I took out my debit card, stepped forward, and paid for the woman’s groceries.
I am not telling you this to get your approval or applause.
What we fear in our culture right now – what we hear so much disgruntled mumbling about is the bleeding out of our governmental systems because of the immigrant population or some other poverty group that does not do their part (so much so that some agencies and groups are calling for mandatory drug testing – which has been proven to not work).
We are willing to consider putting a completely racist bozo in the White House (knowing Trump would never offer to pay for that woman – which should as Christian people give us pause about the kind of people we are willing to even consider for president) simply because he feeds fears and says what the people living in the extremes in our country need to hear.
So much for the Land of the Free and the home of the Brave.
I don’t know much about those hard things.
I am over here wanting to live and raise and be the difference.
What I do know is that an immigrant, non-English speaking mother with children stood before me and I made a choice: to help feed her family or to put back the things she could not afford.
I saw her – looked her in the eyes and while she could not understand much of what I was saying she did understand my compassion and act of love.

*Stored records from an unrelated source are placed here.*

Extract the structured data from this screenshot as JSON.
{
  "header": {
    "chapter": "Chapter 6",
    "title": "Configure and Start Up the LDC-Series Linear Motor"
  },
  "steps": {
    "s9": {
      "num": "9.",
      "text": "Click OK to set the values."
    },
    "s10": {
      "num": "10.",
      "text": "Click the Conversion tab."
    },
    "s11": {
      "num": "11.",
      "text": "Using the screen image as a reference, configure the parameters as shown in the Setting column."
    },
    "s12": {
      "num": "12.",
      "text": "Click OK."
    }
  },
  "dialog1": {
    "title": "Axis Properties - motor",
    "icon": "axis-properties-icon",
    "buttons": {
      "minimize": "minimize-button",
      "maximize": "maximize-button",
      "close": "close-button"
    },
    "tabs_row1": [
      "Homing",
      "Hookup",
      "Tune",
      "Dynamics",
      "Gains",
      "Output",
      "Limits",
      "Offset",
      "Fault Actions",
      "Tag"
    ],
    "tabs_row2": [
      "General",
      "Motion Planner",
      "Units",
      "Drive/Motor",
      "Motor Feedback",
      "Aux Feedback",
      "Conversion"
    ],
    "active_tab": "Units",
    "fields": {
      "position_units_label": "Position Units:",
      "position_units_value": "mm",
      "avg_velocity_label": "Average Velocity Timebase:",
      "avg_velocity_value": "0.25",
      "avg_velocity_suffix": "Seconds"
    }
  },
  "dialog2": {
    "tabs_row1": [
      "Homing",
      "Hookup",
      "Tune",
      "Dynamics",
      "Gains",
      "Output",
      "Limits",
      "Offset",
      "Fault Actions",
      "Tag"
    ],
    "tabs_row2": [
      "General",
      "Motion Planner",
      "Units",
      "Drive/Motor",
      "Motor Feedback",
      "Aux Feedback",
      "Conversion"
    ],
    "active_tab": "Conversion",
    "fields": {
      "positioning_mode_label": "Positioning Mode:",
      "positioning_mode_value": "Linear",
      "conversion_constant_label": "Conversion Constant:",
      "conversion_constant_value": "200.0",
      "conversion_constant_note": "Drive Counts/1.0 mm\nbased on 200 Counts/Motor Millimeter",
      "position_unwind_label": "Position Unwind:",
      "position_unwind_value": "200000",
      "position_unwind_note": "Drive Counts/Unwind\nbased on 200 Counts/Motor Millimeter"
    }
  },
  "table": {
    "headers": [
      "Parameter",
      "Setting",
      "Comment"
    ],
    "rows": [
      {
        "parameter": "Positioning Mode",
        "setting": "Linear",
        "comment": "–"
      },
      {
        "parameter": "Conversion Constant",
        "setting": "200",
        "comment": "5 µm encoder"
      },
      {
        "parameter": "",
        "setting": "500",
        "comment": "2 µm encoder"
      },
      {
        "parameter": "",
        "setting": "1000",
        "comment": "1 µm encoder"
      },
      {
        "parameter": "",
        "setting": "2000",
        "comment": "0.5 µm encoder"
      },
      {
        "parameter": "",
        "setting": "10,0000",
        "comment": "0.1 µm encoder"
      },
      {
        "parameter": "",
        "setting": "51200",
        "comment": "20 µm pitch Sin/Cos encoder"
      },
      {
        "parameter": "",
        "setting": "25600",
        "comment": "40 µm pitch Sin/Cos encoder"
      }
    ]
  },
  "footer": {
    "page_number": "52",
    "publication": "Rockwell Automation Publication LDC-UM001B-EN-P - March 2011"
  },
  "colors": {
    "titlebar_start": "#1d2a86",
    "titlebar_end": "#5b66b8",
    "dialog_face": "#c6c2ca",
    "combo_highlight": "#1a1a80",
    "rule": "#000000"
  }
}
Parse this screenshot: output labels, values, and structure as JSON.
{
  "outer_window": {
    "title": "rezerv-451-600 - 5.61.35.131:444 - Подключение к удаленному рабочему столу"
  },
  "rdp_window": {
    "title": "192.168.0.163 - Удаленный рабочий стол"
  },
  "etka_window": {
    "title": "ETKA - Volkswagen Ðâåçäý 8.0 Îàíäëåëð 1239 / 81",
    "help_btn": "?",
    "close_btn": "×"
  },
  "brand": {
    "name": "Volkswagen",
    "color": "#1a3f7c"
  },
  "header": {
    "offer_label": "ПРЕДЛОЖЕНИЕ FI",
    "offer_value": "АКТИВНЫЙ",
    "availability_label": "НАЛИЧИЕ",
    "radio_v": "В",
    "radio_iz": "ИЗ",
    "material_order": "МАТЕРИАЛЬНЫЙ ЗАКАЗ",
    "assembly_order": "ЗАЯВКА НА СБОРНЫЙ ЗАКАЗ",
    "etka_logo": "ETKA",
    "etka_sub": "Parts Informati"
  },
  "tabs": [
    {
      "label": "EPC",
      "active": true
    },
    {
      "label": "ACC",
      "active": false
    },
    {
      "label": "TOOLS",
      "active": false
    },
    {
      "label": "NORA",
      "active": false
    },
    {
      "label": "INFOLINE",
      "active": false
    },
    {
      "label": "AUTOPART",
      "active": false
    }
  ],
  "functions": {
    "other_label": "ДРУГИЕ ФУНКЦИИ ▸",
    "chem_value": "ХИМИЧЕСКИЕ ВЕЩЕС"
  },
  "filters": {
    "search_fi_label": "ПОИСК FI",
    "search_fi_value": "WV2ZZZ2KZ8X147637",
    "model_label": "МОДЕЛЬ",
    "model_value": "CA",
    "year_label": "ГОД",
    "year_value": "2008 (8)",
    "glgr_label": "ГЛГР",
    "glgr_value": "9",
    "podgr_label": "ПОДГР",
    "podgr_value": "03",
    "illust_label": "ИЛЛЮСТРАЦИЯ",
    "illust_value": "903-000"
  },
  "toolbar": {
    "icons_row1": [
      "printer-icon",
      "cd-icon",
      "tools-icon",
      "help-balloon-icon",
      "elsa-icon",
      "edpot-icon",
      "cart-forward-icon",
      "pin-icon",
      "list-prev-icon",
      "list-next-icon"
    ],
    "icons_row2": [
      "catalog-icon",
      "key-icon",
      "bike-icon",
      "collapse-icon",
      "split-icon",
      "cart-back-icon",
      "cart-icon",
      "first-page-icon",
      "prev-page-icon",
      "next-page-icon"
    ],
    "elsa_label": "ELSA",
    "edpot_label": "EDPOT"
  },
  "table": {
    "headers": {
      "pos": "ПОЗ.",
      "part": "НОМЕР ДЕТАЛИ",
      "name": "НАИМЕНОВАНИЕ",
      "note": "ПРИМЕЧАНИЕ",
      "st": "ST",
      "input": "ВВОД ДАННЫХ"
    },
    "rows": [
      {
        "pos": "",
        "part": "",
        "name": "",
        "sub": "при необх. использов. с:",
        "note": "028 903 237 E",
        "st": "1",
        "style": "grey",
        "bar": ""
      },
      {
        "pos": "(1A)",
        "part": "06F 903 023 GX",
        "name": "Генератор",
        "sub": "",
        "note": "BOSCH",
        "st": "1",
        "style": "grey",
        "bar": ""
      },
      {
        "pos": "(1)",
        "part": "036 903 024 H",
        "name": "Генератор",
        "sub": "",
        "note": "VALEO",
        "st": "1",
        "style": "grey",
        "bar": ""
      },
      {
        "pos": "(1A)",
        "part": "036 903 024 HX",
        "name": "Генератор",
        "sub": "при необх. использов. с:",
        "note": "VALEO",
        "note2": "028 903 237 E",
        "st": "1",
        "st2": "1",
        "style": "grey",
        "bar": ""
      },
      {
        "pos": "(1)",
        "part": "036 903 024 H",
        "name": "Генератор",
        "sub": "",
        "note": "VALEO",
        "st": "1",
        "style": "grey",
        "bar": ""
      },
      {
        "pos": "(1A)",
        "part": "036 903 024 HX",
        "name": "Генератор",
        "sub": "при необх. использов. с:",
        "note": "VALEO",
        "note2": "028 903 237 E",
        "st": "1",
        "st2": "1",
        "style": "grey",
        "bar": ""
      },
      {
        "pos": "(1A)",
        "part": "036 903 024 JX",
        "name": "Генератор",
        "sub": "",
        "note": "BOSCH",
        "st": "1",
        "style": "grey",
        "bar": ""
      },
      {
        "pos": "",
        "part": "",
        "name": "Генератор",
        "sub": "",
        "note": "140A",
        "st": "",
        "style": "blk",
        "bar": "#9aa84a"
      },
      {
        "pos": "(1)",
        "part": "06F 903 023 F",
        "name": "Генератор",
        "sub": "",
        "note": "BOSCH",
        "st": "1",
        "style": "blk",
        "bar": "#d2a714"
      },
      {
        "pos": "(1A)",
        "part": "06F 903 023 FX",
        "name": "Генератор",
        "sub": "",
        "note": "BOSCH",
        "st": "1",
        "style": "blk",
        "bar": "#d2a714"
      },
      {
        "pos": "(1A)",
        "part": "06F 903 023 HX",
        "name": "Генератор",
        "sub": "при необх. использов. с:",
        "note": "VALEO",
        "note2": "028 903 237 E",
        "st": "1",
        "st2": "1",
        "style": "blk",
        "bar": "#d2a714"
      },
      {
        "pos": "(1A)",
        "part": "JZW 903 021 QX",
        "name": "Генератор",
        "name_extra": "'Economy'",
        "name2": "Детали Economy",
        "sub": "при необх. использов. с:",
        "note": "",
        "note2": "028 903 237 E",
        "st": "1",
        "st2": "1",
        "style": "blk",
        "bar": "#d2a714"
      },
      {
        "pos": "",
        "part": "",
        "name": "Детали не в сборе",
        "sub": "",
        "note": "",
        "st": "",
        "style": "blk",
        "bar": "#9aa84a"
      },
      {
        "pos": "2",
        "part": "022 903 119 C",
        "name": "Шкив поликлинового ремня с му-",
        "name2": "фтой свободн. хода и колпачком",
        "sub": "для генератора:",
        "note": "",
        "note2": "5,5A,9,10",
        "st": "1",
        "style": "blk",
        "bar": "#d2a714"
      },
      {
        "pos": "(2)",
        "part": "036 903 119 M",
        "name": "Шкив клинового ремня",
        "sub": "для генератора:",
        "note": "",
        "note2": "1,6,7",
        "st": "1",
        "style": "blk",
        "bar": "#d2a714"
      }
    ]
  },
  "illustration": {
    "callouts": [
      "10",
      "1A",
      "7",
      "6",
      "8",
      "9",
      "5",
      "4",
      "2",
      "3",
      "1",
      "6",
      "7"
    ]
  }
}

We met there for one minute in the middle of the Aldi’s checkout line and we understood each other.
And as the cashier turned to me confused and surprised she said, “That was a really nice thing you did.”
I said to her, “We are supposed to love each other.”
My children witnessed that moment. And as we walked across the parking lot I asked them what had happened. They explained everything back to me with details I had missed and then I asked them, “Why did mommy pay?”
And they said, “Because Jesus said we are supposed to love and take care of each other.”
And then I asked, “Where did I learn how to do that?”
And their answer – Grammy and Pappy (which is my mom and dad).
They saw and understood my heart.
And in the process they recognized the heart of Jesus…
Every single day I attempt to point out the broken and hurting and bleeding places in our world.
I am not perfect – I am doing the best that I can with what I know.
I am not raising a voting bloc or perfect little church attendees.
I am reaching for the eternity that has been set in their hearts.
So that eternity flows forth into every fiber of their lives and into the lives of those they encounter.
If you want to raise compassionate kids – choose less religion and more dirty hands and bleeding hearts.